> [REQUIRED ACTION]: Only a number is wanted here: how many lines in the entries below contain the word "badge".

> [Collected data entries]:

= Beginning of Section =

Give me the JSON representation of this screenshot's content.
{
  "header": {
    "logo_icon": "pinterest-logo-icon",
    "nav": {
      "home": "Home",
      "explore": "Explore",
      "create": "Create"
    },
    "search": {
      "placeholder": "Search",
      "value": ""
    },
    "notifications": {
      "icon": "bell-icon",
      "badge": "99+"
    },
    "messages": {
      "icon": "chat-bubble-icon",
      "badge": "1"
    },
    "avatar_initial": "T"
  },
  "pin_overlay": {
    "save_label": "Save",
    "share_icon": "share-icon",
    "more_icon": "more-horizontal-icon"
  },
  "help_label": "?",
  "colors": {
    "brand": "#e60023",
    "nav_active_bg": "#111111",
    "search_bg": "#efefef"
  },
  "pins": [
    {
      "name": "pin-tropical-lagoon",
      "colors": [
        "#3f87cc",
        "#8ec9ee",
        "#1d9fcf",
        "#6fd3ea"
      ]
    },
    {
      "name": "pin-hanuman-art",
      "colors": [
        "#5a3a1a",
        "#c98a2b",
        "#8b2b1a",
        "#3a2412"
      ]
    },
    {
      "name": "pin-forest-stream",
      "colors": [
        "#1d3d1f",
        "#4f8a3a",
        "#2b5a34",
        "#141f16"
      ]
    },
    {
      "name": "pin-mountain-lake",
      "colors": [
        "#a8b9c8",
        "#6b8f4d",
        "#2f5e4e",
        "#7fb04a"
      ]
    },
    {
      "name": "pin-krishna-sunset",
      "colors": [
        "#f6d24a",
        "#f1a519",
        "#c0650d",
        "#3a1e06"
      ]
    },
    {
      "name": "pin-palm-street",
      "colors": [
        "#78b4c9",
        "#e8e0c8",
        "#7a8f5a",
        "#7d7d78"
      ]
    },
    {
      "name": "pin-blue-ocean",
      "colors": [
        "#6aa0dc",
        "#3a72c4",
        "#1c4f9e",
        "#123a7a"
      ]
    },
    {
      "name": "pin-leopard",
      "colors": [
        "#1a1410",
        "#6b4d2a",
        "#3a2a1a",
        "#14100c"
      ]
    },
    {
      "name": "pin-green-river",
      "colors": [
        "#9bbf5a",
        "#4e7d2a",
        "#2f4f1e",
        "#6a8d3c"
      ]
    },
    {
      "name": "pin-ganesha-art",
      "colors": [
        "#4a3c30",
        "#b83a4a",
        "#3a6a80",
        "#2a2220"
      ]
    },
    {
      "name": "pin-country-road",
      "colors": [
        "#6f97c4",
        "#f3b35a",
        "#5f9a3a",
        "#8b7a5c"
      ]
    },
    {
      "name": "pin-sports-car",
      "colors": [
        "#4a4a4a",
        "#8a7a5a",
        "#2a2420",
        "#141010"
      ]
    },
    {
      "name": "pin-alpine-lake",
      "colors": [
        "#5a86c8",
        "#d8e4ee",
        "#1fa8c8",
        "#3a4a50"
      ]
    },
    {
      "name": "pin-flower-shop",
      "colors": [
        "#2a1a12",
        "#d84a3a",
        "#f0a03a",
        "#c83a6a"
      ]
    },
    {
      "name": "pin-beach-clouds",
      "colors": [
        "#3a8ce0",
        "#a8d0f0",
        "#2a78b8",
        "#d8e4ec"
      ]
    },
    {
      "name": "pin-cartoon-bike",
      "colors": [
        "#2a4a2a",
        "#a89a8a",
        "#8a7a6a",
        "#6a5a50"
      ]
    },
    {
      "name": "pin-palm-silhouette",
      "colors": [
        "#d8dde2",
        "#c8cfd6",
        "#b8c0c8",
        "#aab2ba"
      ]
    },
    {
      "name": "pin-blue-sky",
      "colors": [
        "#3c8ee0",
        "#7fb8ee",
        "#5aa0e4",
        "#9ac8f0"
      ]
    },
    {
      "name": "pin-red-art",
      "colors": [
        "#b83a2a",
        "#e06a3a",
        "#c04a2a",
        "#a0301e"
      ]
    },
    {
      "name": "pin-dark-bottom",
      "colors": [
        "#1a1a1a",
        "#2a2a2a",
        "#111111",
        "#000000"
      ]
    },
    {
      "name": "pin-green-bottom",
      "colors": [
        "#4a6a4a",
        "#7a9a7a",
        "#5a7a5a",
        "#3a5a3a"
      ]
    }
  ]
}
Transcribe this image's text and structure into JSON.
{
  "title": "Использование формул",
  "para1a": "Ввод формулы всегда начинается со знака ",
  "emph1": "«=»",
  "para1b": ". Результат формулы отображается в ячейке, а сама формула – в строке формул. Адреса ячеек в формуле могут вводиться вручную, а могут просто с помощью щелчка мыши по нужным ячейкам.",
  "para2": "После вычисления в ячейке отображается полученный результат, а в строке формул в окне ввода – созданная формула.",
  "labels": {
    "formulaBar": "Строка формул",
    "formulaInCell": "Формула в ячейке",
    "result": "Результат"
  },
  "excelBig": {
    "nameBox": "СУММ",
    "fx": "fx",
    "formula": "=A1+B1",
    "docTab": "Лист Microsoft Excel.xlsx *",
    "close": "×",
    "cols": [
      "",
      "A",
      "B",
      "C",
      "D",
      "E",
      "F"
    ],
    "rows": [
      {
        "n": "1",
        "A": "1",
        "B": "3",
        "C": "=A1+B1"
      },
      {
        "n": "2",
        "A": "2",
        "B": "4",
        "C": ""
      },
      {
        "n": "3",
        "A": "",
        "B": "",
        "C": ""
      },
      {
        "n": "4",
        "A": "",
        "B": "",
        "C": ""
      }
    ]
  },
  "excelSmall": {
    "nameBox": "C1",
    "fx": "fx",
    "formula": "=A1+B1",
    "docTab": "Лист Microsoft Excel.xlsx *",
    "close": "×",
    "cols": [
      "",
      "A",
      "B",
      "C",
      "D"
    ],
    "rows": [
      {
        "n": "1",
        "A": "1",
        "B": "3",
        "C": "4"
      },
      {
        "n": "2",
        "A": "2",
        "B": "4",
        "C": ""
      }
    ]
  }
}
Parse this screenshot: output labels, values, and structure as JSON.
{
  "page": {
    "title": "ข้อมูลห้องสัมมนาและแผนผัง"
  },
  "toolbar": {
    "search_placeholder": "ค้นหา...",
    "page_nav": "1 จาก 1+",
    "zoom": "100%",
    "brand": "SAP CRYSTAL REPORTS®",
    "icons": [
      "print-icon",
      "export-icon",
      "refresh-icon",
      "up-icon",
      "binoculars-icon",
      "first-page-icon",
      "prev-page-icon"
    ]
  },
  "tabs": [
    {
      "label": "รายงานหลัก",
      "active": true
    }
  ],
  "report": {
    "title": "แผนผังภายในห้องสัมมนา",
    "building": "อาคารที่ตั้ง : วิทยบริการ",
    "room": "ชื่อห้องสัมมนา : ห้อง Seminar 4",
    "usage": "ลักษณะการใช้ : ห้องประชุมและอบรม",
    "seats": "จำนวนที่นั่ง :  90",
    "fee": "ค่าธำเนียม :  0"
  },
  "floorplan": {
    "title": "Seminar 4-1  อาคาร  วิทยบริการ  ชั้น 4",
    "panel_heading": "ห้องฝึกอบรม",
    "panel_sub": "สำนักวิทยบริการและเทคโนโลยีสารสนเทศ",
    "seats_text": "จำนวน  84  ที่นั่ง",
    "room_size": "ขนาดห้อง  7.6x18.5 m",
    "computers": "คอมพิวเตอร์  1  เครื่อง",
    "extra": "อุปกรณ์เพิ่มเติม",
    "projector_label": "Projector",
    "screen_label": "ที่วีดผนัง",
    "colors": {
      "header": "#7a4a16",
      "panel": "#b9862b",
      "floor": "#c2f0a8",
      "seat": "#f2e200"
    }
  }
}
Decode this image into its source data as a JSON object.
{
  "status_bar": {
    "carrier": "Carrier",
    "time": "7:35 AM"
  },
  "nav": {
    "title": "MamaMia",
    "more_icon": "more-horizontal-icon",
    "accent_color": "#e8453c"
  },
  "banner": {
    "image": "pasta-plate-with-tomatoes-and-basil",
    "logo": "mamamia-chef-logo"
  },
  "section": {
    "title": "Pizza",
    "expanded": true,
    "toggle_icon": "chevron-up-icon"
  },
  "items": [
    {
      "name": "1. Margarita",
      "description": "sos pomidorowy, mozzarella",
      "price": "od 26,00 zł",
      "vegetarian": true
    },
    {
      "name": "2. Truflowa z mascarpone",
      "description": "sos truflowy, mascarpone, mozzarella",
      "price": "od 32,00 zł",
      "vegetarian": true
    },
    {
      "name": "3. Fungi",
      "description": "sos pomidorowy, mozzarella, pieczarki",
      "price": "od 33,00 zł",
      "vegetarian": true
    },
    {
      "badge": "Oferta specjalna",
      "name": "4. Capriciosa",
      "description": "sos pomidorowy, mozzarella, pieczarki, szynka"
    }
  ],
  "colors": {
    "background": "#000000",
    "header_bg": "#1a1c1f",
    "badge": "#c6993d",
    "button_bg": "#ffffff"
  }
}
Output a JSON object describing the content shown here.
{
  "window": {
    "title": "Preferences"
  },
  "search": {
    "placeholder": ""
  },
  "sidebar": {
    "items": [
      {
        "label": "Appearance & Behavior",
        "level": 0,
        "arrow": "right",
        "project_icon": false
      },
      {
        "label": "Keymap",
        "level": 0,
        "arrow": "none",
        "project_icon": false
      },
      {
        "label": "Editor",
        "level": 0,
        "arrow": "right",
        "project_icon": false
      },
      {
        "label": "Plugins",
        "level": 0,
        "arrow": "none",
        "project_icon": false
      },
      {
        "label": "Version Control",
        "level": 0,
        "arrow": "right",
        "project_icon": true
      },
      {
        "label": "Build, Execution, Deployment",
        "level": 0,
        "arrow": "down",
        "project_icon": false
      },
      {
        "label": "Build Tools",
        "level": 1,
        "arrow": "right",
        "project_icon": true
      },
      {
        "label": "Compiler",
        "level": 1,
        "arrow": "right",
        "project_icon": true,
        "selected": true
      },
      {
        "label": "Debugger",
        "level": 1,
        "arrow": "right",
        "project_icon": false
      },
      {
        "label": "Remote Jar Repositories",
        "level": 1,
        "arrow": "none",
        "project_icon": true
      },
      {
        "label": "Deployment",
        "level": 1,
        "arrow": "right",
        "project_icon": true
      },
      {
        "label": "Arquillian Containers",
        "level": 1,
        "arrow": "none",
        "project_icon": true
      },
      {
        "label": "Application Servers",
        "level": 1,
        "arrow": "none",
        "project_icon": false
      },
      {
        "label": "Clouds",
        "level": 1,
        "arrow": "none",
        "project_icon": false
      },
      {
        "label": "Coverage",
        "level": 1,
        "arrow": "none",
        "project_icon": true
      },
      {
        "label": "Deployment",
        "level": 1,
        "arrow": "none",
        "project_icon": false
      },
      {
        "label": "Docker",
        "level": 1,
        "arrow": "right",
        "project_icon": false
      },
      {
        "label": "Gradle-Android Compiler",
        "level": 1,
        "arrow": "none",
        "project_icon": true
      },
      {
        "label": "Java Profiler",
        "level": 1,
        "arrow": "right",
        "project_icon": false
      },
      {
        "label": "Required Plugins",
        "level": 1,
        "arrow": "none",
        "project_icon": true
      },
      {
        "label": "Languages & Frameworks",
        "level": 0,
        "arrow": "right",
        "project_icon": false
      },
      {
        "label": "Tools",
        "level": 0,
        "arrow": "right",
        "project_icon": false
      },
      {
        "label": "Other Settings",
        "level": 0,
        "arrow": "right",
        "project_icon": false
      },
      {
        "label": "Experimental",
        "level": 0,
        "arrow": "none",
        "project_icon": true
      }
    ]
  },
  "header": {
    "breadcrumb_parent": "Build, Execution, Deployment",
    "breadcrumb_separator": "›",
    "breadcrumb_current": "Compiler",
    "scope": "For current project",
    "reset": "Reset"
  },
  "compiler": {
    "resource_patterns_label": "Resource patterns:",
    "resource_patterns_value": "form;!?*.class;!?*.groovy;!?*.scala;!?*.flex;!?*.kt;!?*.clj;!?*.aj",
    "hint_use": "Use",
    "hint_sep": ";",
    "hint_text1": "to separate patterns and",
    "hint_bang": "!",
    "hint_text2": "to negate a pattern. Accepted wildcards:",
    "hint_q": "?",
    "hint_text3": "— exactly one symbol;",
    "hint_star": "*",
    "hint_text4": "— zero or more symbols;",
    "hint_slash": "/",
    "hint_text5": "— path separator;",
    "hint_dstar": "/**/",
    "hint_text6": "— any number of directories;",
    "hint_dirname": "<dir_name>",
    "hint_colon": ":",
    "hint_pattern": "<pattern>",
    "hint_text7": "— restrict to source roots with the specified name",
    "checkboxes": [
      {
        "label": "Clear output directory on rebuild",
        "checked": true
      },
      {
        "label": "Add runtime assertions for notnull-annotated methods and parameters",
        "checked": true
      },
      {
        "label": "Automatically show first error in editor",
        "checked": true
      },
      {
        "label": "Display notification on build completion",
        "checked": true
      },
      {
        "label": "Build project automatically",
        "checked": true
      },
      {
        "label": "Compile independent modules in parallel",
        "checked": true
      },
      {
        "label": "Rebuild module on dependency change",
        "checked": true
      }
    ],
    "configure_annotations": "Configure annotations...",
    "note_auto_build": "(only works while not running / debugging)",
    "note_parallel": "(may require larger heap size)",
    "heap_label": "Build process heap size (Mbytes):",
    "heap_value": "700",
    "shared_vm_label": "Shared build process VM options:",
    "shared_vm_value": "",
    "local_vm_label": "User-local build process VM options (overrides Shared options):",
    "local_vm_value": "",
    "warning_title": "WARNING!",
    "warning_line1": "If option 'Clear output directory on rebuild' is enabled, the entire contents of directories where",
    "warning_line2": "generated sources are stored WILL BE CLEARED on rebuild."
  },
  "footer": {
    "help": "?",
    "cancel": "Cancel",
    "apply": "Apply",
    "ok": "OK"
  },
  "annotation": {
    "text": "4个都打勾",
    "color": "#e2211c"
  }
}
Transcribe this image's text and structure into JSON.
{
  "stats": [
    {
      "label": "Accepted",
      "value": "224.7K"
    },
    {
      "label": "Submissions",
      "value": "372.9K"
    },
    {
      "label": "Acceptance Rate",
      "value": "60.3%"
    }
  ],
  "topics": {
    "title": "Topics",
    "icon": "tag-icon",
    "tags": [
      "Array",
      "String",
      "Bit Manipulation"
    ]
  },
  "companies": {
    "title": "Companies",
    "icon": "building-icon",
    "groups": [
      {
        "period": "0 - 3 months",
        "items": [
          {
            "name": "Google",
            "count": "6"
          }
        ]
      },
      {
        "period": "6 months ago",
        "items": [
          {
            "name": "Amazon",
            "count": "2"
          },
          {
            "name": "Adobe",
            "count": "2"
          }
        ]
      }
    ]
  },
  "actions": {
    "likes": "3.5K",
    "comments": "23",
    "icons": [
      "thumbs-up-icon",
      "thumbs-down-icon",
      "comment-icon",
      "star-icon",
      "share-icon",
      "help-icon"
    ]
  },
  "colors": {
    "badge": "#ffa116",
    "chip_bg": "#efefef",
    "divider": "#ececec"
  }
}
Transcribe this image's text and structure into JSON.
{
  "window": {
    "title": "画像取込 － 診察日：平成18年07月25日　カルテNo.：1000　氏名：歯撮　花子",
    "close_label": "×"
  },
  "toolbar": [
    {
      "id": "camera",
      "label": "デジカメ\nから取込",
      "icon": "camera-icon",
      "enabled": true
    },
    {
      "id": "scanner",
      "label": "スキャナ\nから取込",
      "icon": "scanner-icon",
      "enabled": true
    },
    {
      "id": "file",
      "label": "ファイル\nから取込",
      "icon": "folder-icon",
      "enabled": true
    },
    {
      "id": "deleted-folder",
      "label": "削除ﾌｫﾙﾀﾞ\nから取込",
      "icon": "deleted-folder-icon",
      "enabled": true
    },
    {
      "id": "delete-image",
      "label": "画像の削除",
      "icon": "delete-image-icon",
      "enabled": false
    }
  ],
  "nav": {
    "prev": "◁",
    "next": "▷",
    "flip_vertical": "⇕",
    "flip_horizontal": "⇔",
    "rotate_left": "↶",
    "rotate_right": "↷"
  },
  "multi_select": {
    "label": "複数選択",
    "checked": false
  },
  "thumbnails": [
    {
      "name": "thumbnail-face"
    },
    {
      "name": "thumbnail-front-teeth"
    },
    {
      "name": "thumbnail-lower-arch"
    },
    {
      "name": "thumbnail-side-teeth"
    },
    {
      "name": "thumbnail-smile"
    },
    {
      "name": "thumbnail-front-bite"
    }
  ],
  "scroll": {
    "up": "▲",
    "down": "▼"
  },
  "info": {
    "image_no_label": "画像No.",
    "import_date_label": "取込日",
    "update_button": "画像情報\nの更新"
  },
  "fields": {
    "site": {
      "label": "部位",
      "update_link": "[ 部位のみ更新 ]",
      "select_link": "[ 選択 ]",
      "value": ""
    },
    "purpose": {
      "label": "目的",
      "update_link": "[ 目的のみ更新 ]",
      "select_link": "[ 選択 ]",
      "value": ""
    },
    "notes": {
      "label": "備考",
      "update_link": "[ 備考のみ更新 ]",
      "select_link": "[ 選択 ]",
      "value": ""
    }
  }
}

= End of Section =

> [EXPECTED ANSWER]: 5